Website and app data records:
:::

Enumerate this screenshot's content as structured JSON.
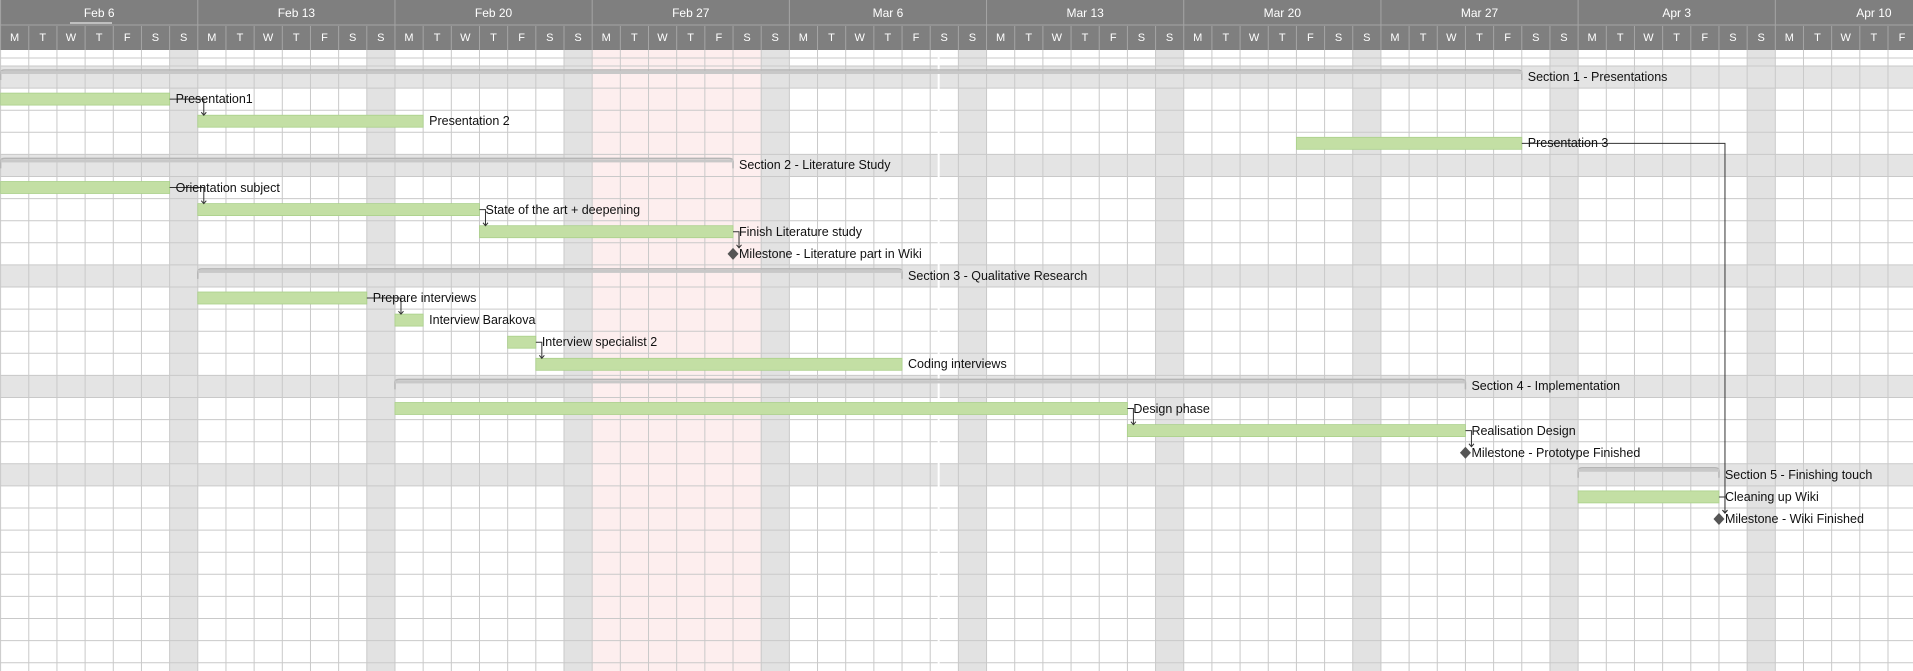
{
  "timeline": {
    "weeks": [
      {
        "label": "Feb 6",
        "date": "2023-02-06"
      },
      {
        "label": "Feb 13",
        "date": "2023-02-13"
      },
      {
        "label": "Feb 20",
        "date": "2023-02-20"
      },
      {
        "label": "Feb 27",
        "date": "2023-02-27"
      },
      {
        "label": "Mar 6",
        "date": "2023-03-06"
      },
      {
        "label": "Mar 13",
        "date": "2023-03-13"
      },
      {
        "label": "Mar 20",
        "date": "2023-03-20"
      },
      {
        "label": "Mar 27",
        "date": "2023-03-27"
      },
      {
        "label": "Apr 3",
        "date": "2023-04-03"
      },
      {
        "label": "Apr 10",
        "date": "2023-04-10"
      }
    ],
    "day_letters": [
      "M",
      "T",
      "W",
      "T",
      "F",
      "S",
      "S"
    ],
    "highlight_range": {
      "start": "2023-02-27",
      "end": "2023-03-04"
    },
    "today": "2023-03-11"
  },
  "colors": {
    "header_bg": "#7f7f7f",
    "bar_fill": "#c3dfa4",
    "bar_edge": "#aad08a",
    "weekend_col": "#e2e2e2",
    "grid_line": "#c9c9c9",
    "section_row_bg": "#e4e4e4",
    "section_bracket": "#c8c8c8",
    "highlight_week": "#fdeeee",
    "milestone": "#555555",
    "dependency_line": "#333333"
  },
  "rows": [
    {
      "kind": "section",
      "label": "Section 1 - Presentations",
      "start": "2023-02-06",
      "end": "2023-03-31"
    },
    {
      "kind": "task",
      "label": "Presentation1",
      "start": "2023-02-06",
      "end": "2023-02-11"
    },
    {
      "kind": "task",
      "label": "Presentation 2",
      "start": "2023-02-13",
      "end": "2023-02-20"
    },
    {
      "kind": "task",
      "label": "Presentation 3",
      "start": "2023-03-24",
      "end": "2023-03-31"
    },
    {
      "kind": "section",
      "label": "Section 2 - Literature Study",
      "start": "2023-02-06",
      "end": "2023-03-03"
    },
    {
      "kind": "task",
      "label": "Orientation subject",
      "start": "2023-02-06",
      "end": "2023-02-11"
    },
    {
      "kind": "task",
      "label": "State of the art + deepening",
      "start": "2023-02-13",
      "end": "2023-02-22"
    },
    {
      "kind": "task",
      "label": "Finish Literature study",
      "start": "2023-02-23",
      "end": "2023-03-03"
    },
    {
      "kind": "milestone",
      "label": "Milestone - Literature part in Wiki",
      "date": "2023-03-03"
    },
    {
      "kind": "section",
      "label": "Section 3 - Qualitative Research",
      "start": "2023-02-13",
      "end": "2023-03-09"
    },
    {
      "kind": "task",
      "label": "Prepare interviews",
      "start": "2023-02-13",
      "end": "2023-02-18"
    },
    {
      "kind": "task",
      "label": "Interview Barakova",
      "start": "2023-02-20",
      "end": "2023-02-20"
    },
    {
      "kind": "task",
      "label": "Interview specialist 2",
      "start": "2023-02-24",
      "end": "2023-02-24"
    },
    {
      "kind": "task",
      "label": "Coding interviews",
      "start": "2023-02-25",
      "end": "2023-03-09"
    },
    {
      "kind": "section",
      "label": "Section 4 - Implementation",
      "start": "2023-02-20",
      "end": "2023-03-29"
    },
    {
      "kind": "task",
      "label": "Design phase",
      "start": "2023-02-20",
      "end": "2023-03-17"
    },
    {
      "kind": "task",
      "label": "Realisation Design",
      "start": "2023-03-18",
      "end": "2023-03-29"
    },
    {
      "kind": "milestone",
      "label": "Milestone - Prototype Finished",
      "date": "2023-03-29"
    },
    {
      "kind": "section",
      "label": "Section 5 - Finishing touch",
      "start": "2023-04-03",
      "end": "2023-04-07"
    },
    {
      "kind": "task",
      "label": "Cleaning up Wiki",
      "start": "2023-04-03",
      "end": "2023-04-07"
    },
    {
      "kind": "milestone",
      "label": "Milestone - Wiki Finished",
      "date": "2023-04-07"
    }
  ],
  "dependencies": [
    {
      "from": "Presentation1",
      "to": "Presentation 2"
    },
    {
      "from": "Orientation subject",
      "to": "State of the art + deepening"
    },
    {
      "from": "State of the art + deepening",
      "to": "Finish Literature study"
    },
    {
      "from": "Finish Literature study",
      "to": "Milestone - Literature part in Wiki"
    },
    {
      "from": "Prepare interviews",
      "to": "Interview Barakova"
    },
    {
      "from": "Interview specialist 2",
      "to": "Coding interviews"
    },
    {
      "from": "Design phase",
      "to": "Realisation Design"
    },
    {
      "from": "Realisation Design",
      "to": "Milestone - Prototype Finished"
    },
    {
      "from": "Presentation 3",
      "to": "Milestone - Wiki Finished"
    },
    {
      "from": "Cleaning up Wiki",
      "to": "Milestone - Wiki Finished"
    }
  ]
}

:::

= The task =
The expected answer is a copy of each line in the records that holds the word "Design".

= Answer space =
      "label": "Design phase",
      "label": "Realisation Design",
      "from": "Design phase",
      "to": "Realisation Design"
      "from": "Realisation Design",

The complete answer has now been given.